**Work task:** Line by line, copy the records below exactly and leave the pictures out.

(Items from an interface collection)
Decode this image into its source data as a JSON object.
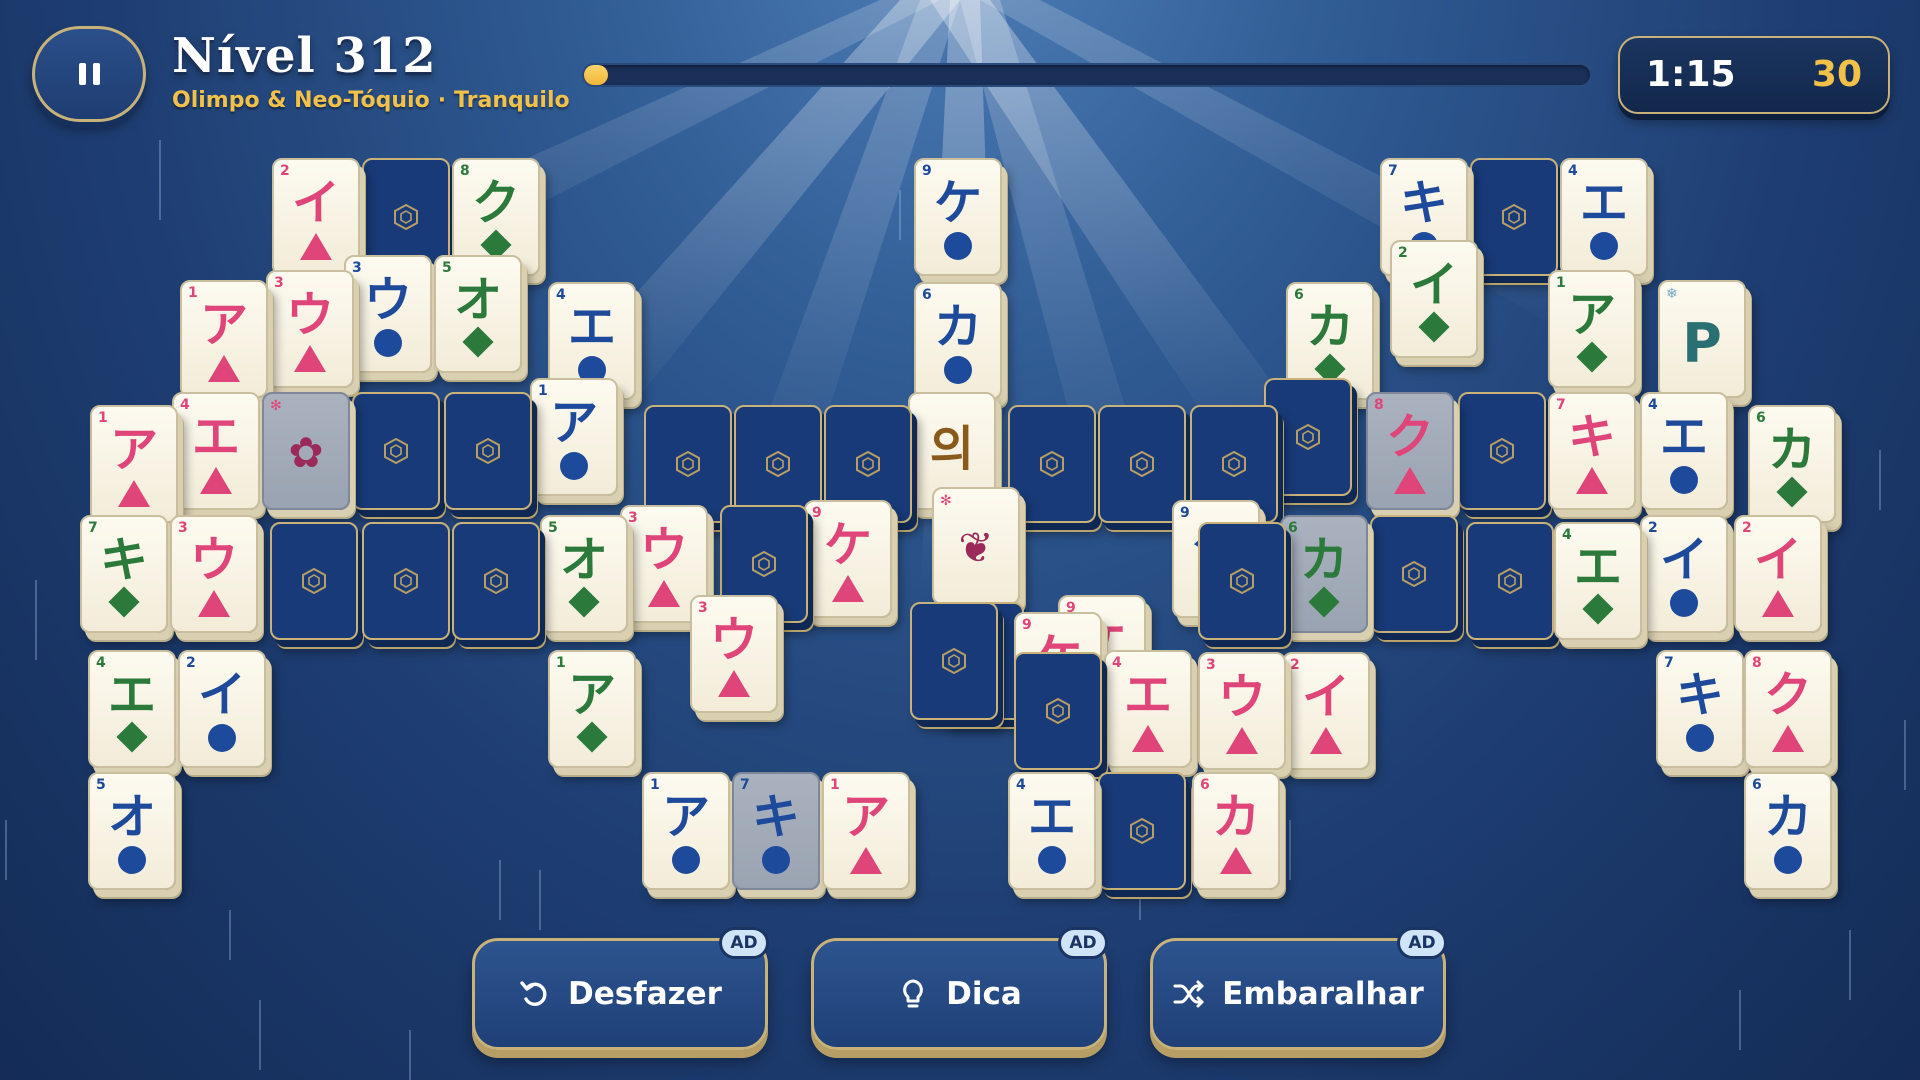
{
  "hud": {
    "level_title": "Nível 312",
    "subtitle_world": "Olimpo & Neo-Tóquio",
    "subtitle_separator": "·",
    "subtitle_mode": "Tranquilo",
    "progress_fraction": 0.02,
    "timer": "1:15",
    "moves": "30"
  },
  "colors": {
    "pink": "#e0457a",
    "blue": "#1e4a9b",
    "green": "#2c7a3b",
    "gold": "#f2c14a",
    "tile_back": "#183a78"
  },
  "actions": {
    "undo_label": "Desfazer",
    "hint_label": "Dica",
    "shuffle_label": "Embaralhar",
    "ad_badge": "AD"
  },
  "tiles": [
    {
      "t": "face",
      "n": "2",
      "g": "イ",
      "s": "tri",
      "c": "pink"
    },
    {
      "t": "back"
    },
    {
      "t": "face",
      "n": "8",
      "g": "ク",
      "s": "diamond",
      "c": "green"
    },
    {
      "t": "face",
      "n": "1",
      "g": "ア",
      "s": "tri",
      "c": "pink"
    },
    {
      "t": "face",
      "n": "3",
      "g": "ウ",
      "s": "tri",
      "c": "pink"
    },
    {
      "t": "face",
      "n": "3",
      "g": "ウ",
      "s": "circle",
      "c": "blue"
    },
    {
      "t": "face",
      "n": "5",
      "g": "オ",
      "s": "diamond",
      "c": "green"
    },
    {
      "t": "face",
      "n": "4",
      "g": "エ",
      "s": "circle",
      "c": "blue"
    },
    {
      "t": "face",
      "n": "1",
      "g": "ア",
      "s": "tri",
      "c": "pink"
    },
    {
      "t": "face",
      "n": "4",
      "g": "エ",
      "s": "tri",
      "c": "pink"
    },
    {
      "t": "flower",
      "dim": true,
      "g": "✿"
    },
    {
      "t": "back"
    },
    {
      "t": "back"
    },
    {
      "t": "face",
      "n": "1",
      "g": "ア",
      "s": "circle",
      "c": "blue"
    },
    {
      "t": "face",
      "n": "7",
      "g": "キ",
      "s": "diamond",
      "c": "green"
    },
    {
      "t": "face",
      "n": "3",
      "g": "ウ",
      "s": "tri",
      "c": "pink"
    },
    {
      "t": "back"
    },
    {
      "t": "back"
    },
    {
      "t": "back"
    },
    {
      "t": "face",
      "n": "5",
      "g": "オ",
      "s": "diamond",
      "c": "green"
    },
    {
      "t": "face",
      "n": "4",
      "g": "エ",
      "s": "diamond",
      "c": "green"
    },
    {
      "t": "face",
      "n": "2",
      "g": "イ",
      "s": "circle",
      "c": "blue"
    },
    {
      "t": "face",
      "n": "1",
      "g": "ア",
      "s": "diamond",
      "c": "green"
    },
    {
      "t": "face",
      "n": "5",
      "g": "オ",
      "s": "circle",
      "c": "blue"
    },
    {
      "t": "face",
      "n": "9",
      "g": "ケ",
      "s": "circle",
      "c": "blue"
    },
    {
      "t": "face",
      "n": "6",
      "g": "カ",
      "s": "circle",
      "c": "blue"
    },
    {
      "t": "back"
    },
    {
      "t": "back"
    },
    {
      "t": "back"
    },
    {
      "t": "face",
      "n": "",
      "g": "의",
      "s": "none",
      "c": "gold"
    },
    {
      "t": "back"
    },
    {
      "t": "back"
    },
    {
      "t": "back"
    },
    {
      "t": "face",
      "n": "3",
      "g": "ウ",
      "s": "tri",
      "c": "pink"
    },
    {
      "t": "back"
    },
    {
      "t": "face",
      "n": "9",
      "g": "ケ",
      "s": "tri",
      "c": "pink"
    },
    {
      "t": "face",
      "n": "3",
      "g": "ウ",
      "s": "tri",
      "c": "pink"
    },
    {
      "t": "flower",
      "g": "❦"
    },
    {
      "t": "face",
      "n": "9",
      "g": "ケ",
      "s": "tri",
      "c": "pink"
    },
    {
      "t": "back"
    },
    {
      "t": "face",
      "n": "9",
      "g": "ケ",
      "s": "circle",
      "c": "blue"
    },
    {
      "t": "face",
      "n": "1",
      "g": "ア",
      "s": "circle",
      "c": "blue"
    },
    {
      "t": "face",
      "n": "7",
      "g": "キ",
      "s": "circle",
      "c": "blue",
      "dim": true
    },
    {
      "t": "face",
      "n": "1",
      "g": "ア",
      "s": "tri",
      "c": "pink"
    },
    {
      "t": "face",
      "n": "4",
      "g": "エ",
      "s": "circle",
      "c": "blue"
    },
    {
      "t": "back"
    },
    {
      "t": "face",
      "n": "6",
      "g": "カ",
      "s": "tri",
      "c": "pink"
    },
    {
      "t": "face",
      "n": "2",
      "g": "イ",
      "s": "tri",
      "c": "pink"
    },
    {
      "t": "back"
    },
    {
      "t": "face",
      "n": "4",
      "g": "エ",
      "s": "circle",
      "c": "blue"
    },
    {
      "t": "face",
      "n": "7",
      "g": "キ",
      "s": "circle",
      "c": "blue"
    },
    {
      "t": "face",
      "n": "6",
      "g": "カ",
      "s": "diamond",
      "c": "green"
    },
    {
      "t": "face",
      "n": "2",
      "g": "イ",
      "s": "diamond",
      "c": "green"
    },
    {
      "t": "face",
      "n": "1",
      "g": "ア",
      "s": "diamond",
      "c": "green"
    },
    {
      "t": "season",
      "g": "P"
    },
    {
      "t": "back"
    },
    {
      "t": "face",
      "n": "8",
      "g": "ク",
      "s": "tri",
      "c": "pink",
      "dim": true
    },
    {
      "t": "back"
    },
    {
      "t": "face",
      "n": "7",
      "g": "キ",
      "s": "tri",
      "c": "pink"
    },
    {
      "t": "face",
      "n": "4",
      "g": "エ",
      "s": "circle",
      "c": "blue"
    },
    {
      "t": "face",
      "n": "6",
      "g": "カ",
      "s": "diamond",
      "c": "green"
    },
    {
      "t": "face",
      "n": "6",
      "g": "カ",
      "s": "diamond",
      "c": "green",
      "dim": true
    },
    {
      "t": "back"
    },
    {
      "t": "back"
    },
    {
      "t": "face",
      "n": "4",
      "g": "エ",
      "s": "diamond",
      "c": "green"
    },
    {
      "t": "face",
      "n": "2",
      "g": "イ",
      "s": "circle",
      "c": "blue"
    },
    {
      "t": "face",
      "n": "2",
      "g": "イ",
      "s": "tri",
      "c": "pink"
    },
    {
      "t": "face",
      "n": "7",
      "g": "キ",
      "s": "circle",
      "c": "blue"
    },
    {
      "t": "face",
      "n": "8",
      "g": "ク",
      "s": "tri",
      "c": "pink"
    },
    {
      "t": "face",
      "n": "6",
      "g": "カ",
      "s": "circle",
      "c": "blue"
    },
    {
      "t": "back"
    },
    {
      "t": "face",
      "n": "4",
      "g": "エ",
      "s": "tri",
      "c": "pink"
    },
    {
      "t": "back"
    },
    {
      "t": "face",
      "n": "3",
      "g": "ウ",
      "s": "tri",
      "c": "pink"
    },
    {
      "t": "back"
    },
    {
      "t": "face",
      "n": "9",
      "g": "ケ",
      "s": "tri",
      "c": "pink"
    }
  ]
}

**Task output:**
Decode this image into its source data as a JSON object.
{
  "hud": {
    "level_title": "Nível 312",
    "subtitle_world": "Olimpo & Neo-Tóquio",
    "subtitle_separator": "·",
    "subtitle_mode": "Tranquilo",
    "progress_fraction": 0.02,
    "timer": "1:15",
    "moves": "30"
  },
  "colors": {
    "pink": "#e0457a",
    "blue": "#1e4a9b",
    "green": "#2c7a3b",
    "gold": "#f2c14a",
    "tile_back": "#183a78"
  },
  "actions": {
    "undo_label": "Desfazer",
    "hint_label": "Dica",
    "shuffle_label": "Embaralhar",
    "ad_badge": "AD"
  },
  "tiles": [
    {
      "t": "face",
      "n": "2",
      "g": "イ",
      "s": "tri",
      "c": "pink"
    },
    {
      "t": "back"
    },
    {
      "t": "face",
      "n": "8",
      "g": "ク",
      "s": "diamond",
      "c": "green"
    },
    {
      "t": "face",
      "n": "1",
      "g": "ア",
      "s": "tri",
      "c": "pink"
    },
    {
      "t": "face",
      "n": "3",
      "g": "ウ",
      "s": "tri",
      "c": "pink"
    },
    {
      "t": "face",
      "n": "3",
      "g": "ウ",
      "s": "circle",
      "c": "blue"
    },
    {
      "t": "face",
      "n": "5",
      "g": "オ",
      "s": "diamond",
      "c": "green"
    },
    {
      "t": "face",
      "n": "4",
      "g": "エ",
      "s": "circle",
      "c": "blue"
    },
    {
      "t": "face",
      "n": "1",
      "g": "ア",
      "s": "tri",
      "c": "pink"
    },
    {
      "t": "face",
      "n": "4",
      "g": "エ",
      "s": "tri",
      "c": "pink"
    },
    {
      "t": "flower",
      "dim": true,
      "g": "✿"
    },
    {
      "t": "back"
    },
    {
      "t": "back"
    },
    {
      "t": "face",
      "n": "1",
      "g": "ア",
      "s": "circle",
      "c": "blue"
    },
    {
      "t": "face",
      "n": "7",
      "g": "キ",
      "s": "diamond",
      "c": "green"
    },
    {
      "t": "face",
      "n": "3",
      "g": "ウ",
      "s": "tri",
      "c": "pink"
    },
    {
      "t": "back"
    },
    {
      "t": "back"
    },
    {
      "t": "back"
    },
    {
      "t": "face",
      "n": "5",
      "g": "オ",
      "s": "diamond",
      "c": "green"
    },
    {
      "t": "face",
      "n": "4",
      "g": "エ",
      "s": "diamond",
      "c": "green"
    },
    {
      "t": "face",
      "n": "2",
      "g": "イ",
      "s": "circle",
      "c": "blue"
    },
    {
      "t": "face",
      "n": "1",
      "g": "ア",
      "s": "diamond",
      "c": "green"
    },
    {
      "t": "face",
      "n": "5",
      "g": "オ",
      "s": "circle",
      "c": "blue"
    },
    {
      "t": "face",
      "n": "9",
      "g": "ケ",
      "s": "circle",
      "c": "blue"
    },
    {
      "t": "face",
      "n": "6",
      "g": "カ",
      "s": "circle",
      "c": "blue"
    },
    {
      "t": "back"
    },
    {
      "t": "back"
    },
    {
      "t": "back"
    },
    {
      "t": "face",
      "n": "",
      "g": "의",
      "s": "none",
      "c": "gold"
    },
    {
      "t": "back"
    },
    {
      "t": "back"
    },
    {
      "t": "back"
    },
    {
      "t": "face",
      "n": "3",
      "g": "ウ",
      "s": "tri",
      "c": "pink"
    },
    {
      "t": "back"
    },
    {
      "t": "face",
      "n": "9",
      "g": "ケ",
      "s": "tri",
      "c": "pink"
    },
    {
      "t": "face",
      "n": "3",
      "g": "ウ",
      "s": "tri",
      "c": "pink"
    },
    {
      "t": "flower",
      "g": "❦"
    },
    {
      "t": "face",
      "n": "9",
      "g": "ケ",
      "s": "tri",
      "c": "pink"
    },
    {
      "t": "back"
    },
    {
      "t": "face",
      "n": "9",
      "g": "ケ",
      "s": "circle",
      "c": "blue"
    },
    {
      "t": "face",
      "n": "1",
      "g": "ア",
      "s": "circle",
      "c": "blue"
    },
    {
      "t": "face",
      "n": "7",
      "g": "キ",
      "s": "circle",
      "c": "blue",
      "dim": true
    },
    {
      "t": "face",
      "n": "1",
      "g": "ア",
      "s": "tri",
      "c": "pink"
    },
    {
      "t": "face",
      "n": "4",
      "g": "エ",
      "s": "circle",
      "c": "blue"
    },
    {
      "t": "back"
    },
    {
      "t": "face",
      "n": "6",
      "g": "カ",
      "s": "tri",
      "c": "pink"
    },
    {
      "t": "face",
      "n": "2",
      "g": "イ",
      "s": "tri",
      "c": "pink"
    },
    {
      "t": "back"
    },
    {
      "t": "face",
      "n": "4",
      "g": "エ",
      "s": "circle",
      "c": "blue"
    },
    {
      "t": "face",
      "n": "7",
      "g": "キ",
      "s": "circle",
      "c": "blue"
    },
    {
      "t": "face",
      "n": "6",
      "g": "カ",
      "s": "diamond",
      "c": "green"
    },
    {
      "t": "face",
      "n": "2",
      "g": "イ",
      "s": "diamond",
      "c": "green"
    },
    {
      "t": "face",
      "n": "1",
      "g": "ア",
      "s": "diamond",
      "c": "green"
    },
    {
      "t": "season",
      "g": "P"
    },
    {
      "t": "back"
    },
    {
      "t": "face",
      "n": "8",
      "g": "ク",
      "s": "tri",
      "c": "pink",
      "dim": true
    },
    {
      "t": "back"
    },
    {
      "t": "face",
      "n": "7",
      "g": "キ",
      "s": "tri",
      "c": "pink"
    },
    {
      "t": "face",
      "n": "4",
      "g": "エ",
      "s": "circle",
      "c": "blue"
    },
    {
      "t": "face",
      "n": "6",
      "g": "カ",
      "s": "diamond",
      "c": "green"
    },
    {
      "t": "face",
      "n": "6",
      "g": "カ",
      "s": "diamond",
      "c": "green",
      "dim": true
    },
    {
      "t": "back"
    },
    {
      "t": "back"
    },
    {
      "t": "face",
      "n": "4",
      "g": "エ",
      "s": "diamond",
      "c": "green"
    },
    {
      "t": "face",
      "n": "2",
      "g": "イ",
      "s": "circle",
      "c": "blue"
    },
    {
      "t": "face",
      "n": "2",
      "g": "イ",
      "s": "tri",
      "c": "pink"
    },
    {
      "t": "face",
      "n": "7",
      "g": "キ",
      "s": "circle",
      "c": "blue"
    },
    {
      "t": "face",
      "n": "8",
      "g": "ク",
      "s": "tri",
      "c": "pink"
    },
    {
      "t": "face",
      "n": "6",
      "g": "カ",
      "s": "circle",
      "c": "blue"
    },
    {
      "t": "back"
    },
    {
      "t": "face",
      "n": "4",
      "g": "エ",
      "s": "tri",
      "c": "pink"
    },
    {
      "t": "back"
    },
    {
      "t": "face",
      "n": "3",
      "g": "ウ",
      "s": "tri",
      "c": "pink"
    },
    {
      "t": "back"
    },
    {
      "t": "face",
      "n": "9",
      "g": "ケ",
      "s": "tri",
      "c": "pink"
    }
  ]
}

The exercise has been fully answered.